* [Exercise instructions]: For this exercise, reproduce each entry below exactly, excluding pictures.

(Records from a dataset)
◇ ◇ ◇ ◇

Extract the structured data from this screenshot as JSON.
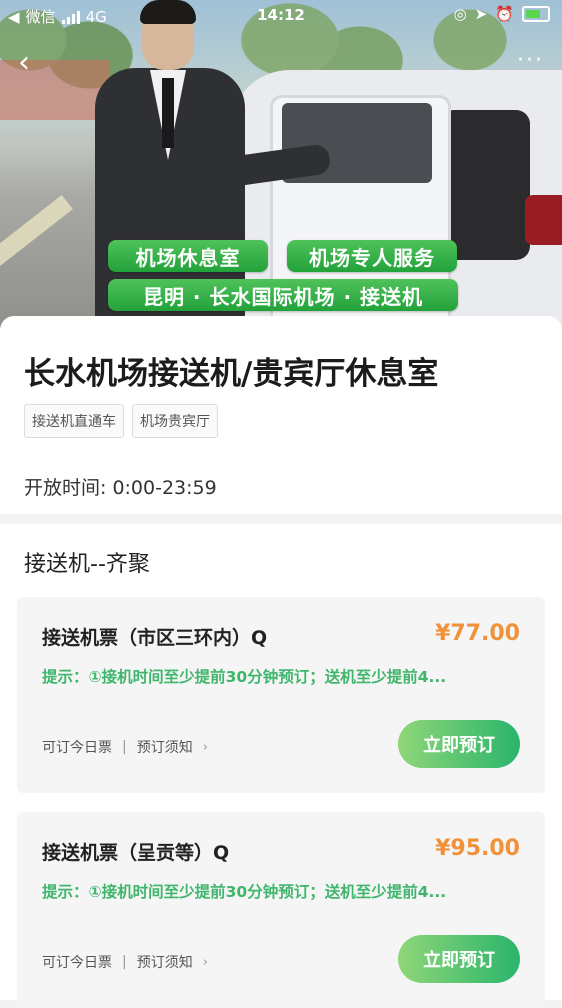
{
  "status_bar": {
    "carrier": "微信",
    "network": "4G",
    "time": "14:12"
  },
  "hero": {
    "banners": [
      "机场休息室",
      "机场专人服务",
      "昆明 · 长水国际机场 · 接送机"
    ]
  },
  "info": {
    "title": "长水机场接送机/贵宾厅休息室",
    "tags": [
      "接送机直通车",
      "机场贵宾厅"
    ],
    "hours": "开放时间:  0:00-23:59"
  },
  "section": {
    "title": "接送机--齐聚",
    "products": [
      {
        "name": "接送机票（市区三环内）Q",
        "price": "¥77.00",
        "tip": "提示：①接机时间至少提前30分钟预订；送机至少提前4...",
        "meta_today": "可订今日票",
        "meta_notice": "预订须知",
        "book_label": "立即预订"
      },
      {
        "name": "接送机票（呈贡等）Q",
        "price": "¥95.00",
        "tip": "提示：①接机时间至少提前30分钟预订；送机至少提前4...",
        "meta_today": "可订今日票",
        "meta_notice": "预订须知",
        "book_label": "立即预订"
      }
    ]
  },
  "colors": {
    "price": "#f0923b",
    "tip_green": "#3fb66c",
    "button_start": "#8fd679",
    "button_end": "#2ab56b"
  }
}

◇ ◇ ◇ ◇

* [Solution to this task]:
Extract the structured data from this screenshot as JSON.
{
  "status_bar": {
    "carrier": "微信",
    "network": "4G",
    "time": "14:12"
  },
  "hero": {
    "banners": [
      "机场休息室",
      "机场专人服务",
      "昆明 · 长水国际机场 · 接送机"
    ]
  },
  "info": {
    "title": "长水机场接送机/贵宾厅休息室",
    "tags": [
      "接送机直通车",
      "机场贵宾厅"
    ],
    "hours": "开放时间:  0:00-23:59"
  },
  "section": {
    "title": "接送机--齐聚",
    "products": [
      {
        "name": "接送机票（市区三环内）Q",
        "price": "¥77.00",
        "tip": "提示：①接机时间至少提前30分钟预订；送机至少提前4...",
        "meta_today": "可订今日票",
        "meta_notice": "预订须知",
        "book_label": "立即预订"
      },
      {
        "name": "接送机票（呈贡等）Q",
        "price": "¥95.00",
        "tip": "提示：①接机时间至少提前30分钟预订；送机至少提前4...",
        "meta_today": "可订今日票",
        "meta_notice": "预订须知",
        "book_label": "立即预订"
      }
    ]
  },
  "colors": {
    "price": "#f0923b",
    "tip_green": "#3fb66c",
    "button_start": "#8fd679",
    "button_end": "#2ab56b"
  }
}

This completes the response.